3. Let all the intervals, or void spaces of time, be employed in prayers, reading, meditating the works of nature, recreation, charity, friendliness, and neighbourhood, and means of spiritual and corporal health.
4. The resting-day of Christians, and festivals of the Church, must, in no sense, be days of idleness ; but let them be spent in the works of the day; that is, of religion and charity, according to the rules appointed.
5. Avoid the company of drunkards and busybodies, and all such as are apt to talk much to little purpose; for no man can be provident of his time that is not prudent in the choice of his company: and, if one of the speakers be vain, tedious, and trifling, he that hears, and he that answers, in the discourse, are equal losers of their time.
6. Never talk with any man, or undertake any trifling employment, merely to pass the time away; for every day well spent may become a day of salvation.
7. In the midst of the works of thy calling, often retire to God in short prayers and ejaculations; and those may make up the want of those larger portions of time which, it may be, thou desirest for devotion, and in which thou thinkest other persons have advantage of thee; for so thou reconcilest the outward work
and thy inward calling, the Church and the commonwealth, the employment of the body, and the interest of thy soul.
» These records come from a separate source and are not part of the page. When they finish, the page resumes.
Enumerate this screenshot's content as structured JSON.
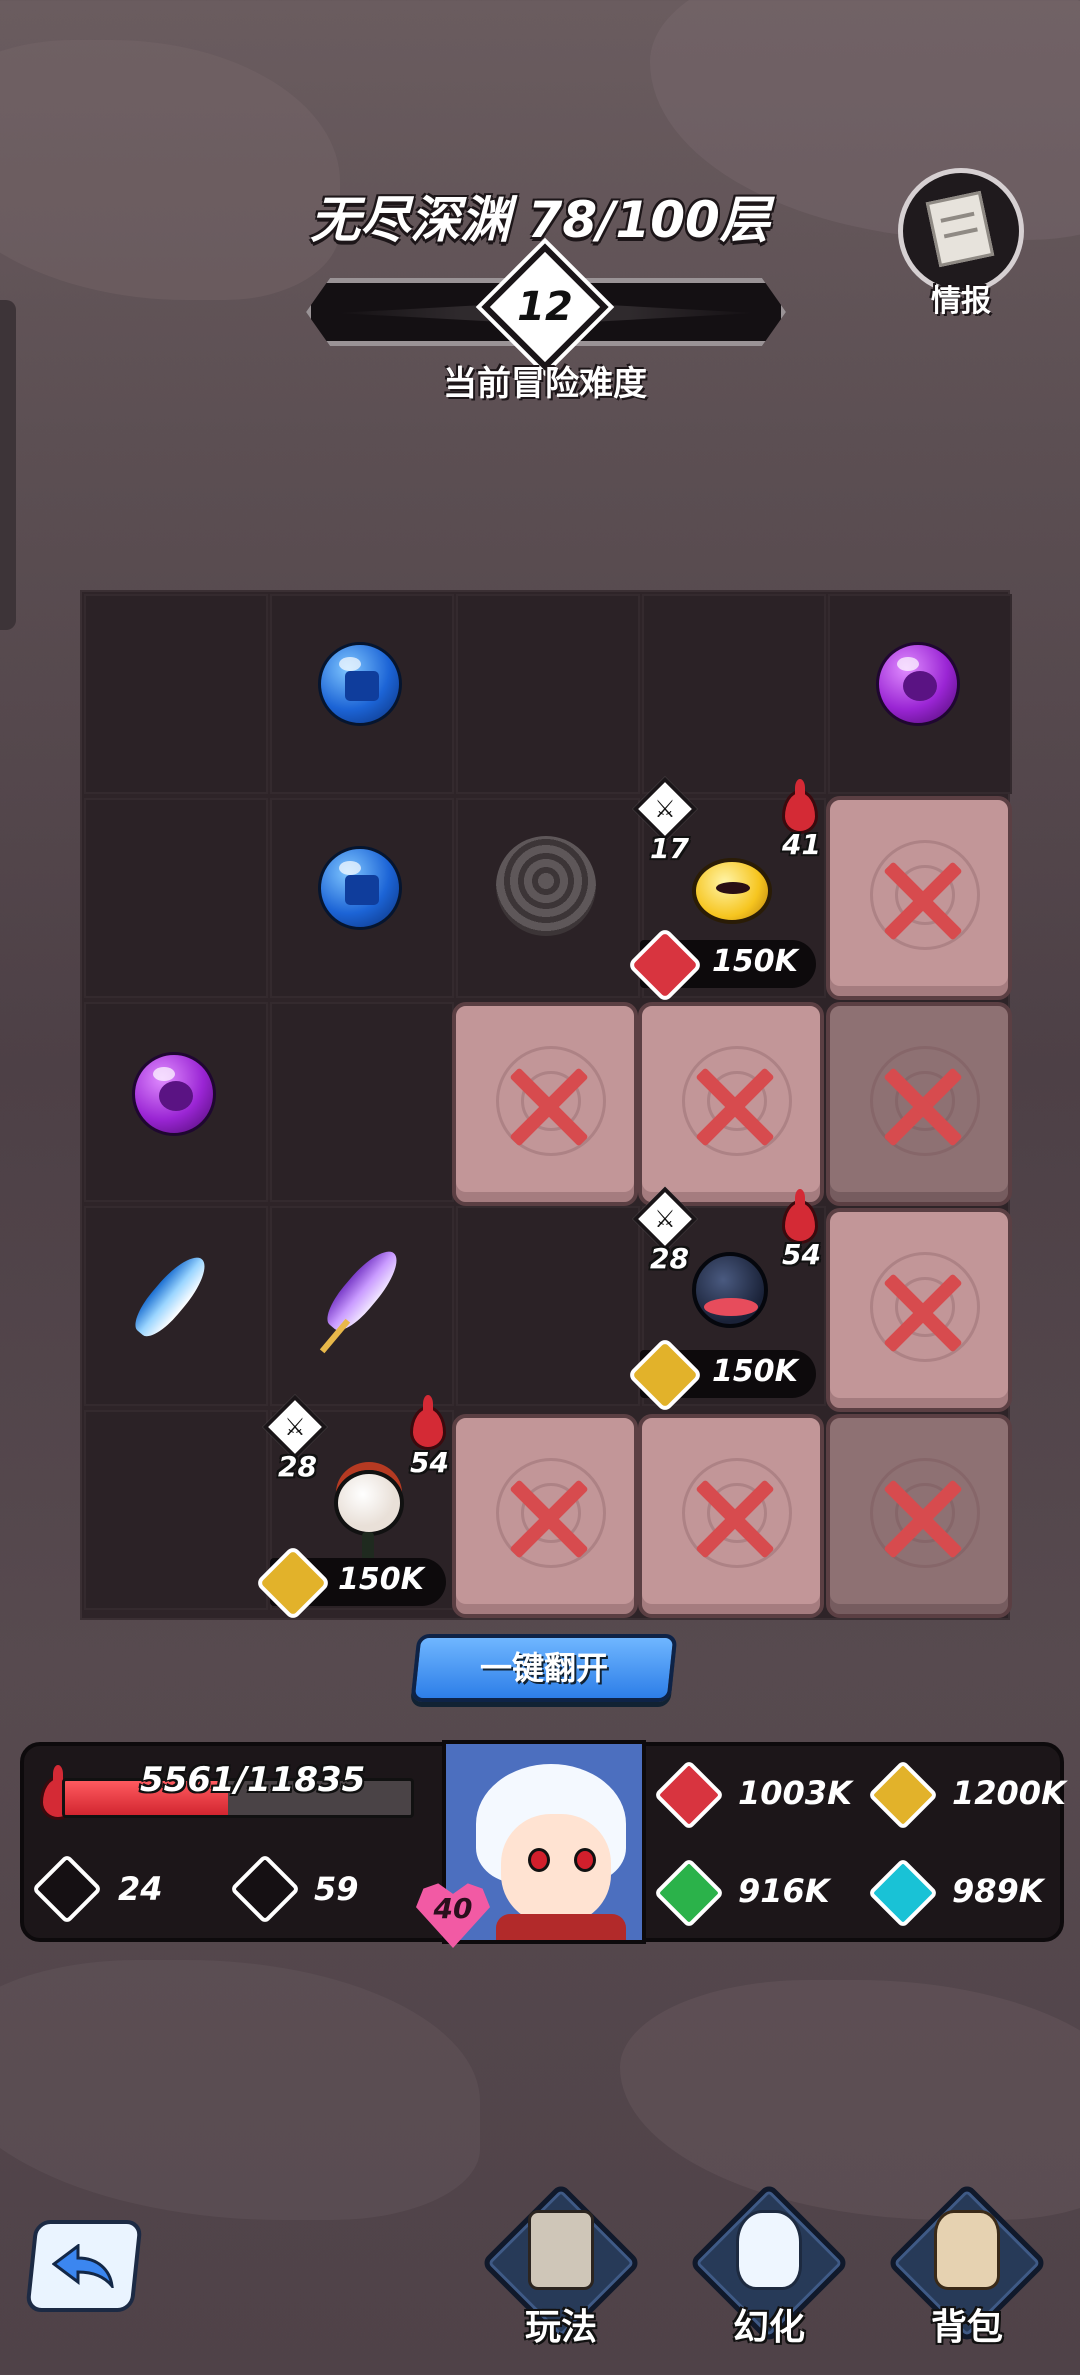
{
  "header": {
    "title": "无尽深渊 78/100层",
    "difficulty_value": "12",
    "difficulty_label": "当前冒险难度",
    "intel_label": "情报"
  },
  "grid": {
    "enemies": [
      {
        "attack": "17",
        "hp": "41",
        "power": "150K",
        "power_icon": "fang-icon",
        "kind": "lantern"
      },
      {
        "attack": "28",
        "hp": "54",
        "power": "150K",
        "power_icon": "flame-icon",
        "kind": "spider"
      },
      {
        "attack": "28",
        "hp": "54",
        "power": "150K",
        "power_icon": "flame-icon",
        "kind": "piranha-plant"
      }
    ]
  },
  "flip_all_button": "一键翻开",
  "player": {
    "hp_text": "5561/11835",
    "hp_fraction": 0.47,
    "attack": "24",
    "bonus_attack": "59",
    "level": "40",
    "stats": [
      {
        "icon": "fang-icon",
        "value": "1003K",
        "color": "#d8343f"
      },
      {
        "icon": "flame-icon",
        "value": "1200K",
        "color": "#e2b22a"
      },
      {
        "icon": "eye-icon",
        "value": "916K",
        "color": "#2bb24a"
      },
      {
        "icon": "wave-icon",
        "value": "989K",
        "color": "#19c2d6"
      }
    ]
  },
  "nav": {
    "items": [
      {
        "label": "玩法",
        "icon": "scroll-icon"
      },
      {
        "label": "幻化",
        "icon": "spirit-icon"
      },
      {
        "label": "背包",
        "icon": "bag-icon"
      }
    ]
  },
  "colors": {
    "accent_blue": "#2d7ee8",
    "hp_red": "#d22630",
    "card": "#c29698"
  }
}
For, be sure that God is present at thy breathing and hearty sighings of prayer, as soon as at the longest offices of less-busied persons.
8. Let your employment be such as may become a reasonable person, and not be a business fit for children or distracted people; but fit for your age and understanding. For a man may be very idly busy, and take great pains to so little purpose, that, in his labours and expense of time, he shall serve no end but of folly and vanity. There are some people who are busy; but it is, as Domitian was, in catching flies.
9. Let your employment be fitted to your person and calling. Some there are, that employ their time in affairs infinitely below the dignity of their person ; and, being called by God or by the republic to help to bear great burdens, and to judge a people, enfeeble their understandings, and disable their persons by sordid and brutish business. Thus Nero went up and down Greece, and challenged the fiddlers at their trade. Æropus, a Macedonian king, made lanterns : Harcatius, the king of Parthia, was a mole-catcher; and Biantes, the Lydian, filed needles.
10. Let your employment be such as becomes a Christian; that is, in no sense mingled with sin.
11. Persons of great quality, and of no trade, are to be most prudent and curious in their employment and traffic of time. They that are learned, know the worth of time ; and they are to prepare themselves